[This letter was written by LWV-Wake member Margie Maddox and published in The News & Observer. It was written as a private citizen and not on behalf of the League.]
News & Observer - August 29, 2018
The Civil War formally ended in 1865; Wilmington’s post-war black population became so successful that the race riot and massacre of 1898 resulted; mass black migration was occurring from the South; slavery was being replaced by sharecropping; Jim Crow laws were being ushered in as the white population attempted to re-establish a sense of white supremacy; and actions taken by the Daughters of the Confederacy reinforced these emerging strong emotions.
This is the backdrop for Julian Carr’s speech in 1913, as the Silent Sam statue was dedicated. During his speech, he bragged about having whipped a “Negro” female less than 90 days previously.
No one denies the Civil War occurred or its role in Southern history; nor can anyone deny that alumni of the University of North Carolina fought and died in this war.

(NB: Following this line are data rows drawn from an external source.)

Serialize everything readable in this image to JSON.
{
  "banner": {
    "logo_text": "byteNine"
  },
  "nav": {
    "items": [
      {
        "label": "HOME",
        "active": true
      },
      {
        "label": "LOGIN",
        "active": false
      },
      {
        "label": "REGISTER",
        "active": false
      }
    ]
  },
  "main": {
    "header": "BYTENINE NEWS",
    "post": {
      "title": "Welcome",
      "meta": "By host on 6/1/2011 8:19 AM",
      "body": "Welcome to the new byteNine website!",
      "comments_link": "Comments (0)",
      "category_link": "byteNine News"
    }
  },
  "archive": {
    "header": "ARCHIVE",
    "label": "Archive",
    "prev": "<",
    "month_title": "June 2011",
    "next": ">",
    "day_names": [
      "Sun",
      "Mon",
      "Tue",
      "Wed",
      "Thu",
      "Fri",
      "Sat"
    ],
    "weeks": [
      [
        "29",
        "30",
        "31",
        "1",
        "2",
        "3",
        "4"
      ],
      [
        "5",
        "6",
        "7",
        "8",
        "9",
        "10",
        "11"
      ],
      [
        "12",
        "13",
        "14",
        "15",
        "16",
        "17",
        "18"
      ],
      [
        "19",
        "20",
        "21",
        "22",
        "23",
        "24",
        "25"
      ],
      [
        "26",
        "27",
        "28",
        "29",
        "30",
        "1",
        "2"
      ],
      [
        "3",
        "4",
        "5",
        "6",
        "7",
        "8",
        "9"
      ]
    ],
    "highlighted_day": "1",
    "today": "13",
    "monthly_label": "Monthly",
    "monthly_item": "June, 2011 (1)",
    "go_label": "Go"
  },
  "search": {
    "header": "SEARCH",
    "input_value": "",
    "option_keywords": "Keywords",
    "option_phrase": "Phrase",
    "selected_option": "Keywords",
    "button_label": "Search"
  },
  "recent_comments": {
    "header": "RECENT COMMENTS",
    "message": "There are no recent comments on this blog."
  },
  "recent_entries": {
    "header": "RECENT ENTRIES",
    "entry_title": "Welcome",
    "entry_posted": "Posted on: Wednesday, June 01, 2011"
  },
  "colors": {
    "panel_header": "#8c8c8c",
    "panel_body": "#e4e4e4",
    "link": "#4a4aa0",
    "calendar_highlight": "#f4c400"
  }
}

Perhaps respect for this statue, erected more than 50 years after the war ended, would be better served if it were re-erected elsewhere complete with an appropriate dedication allowing all to better understand the feelings surrounding this situation. Silent Sam could then become a teachable moment in North Carolina’s history.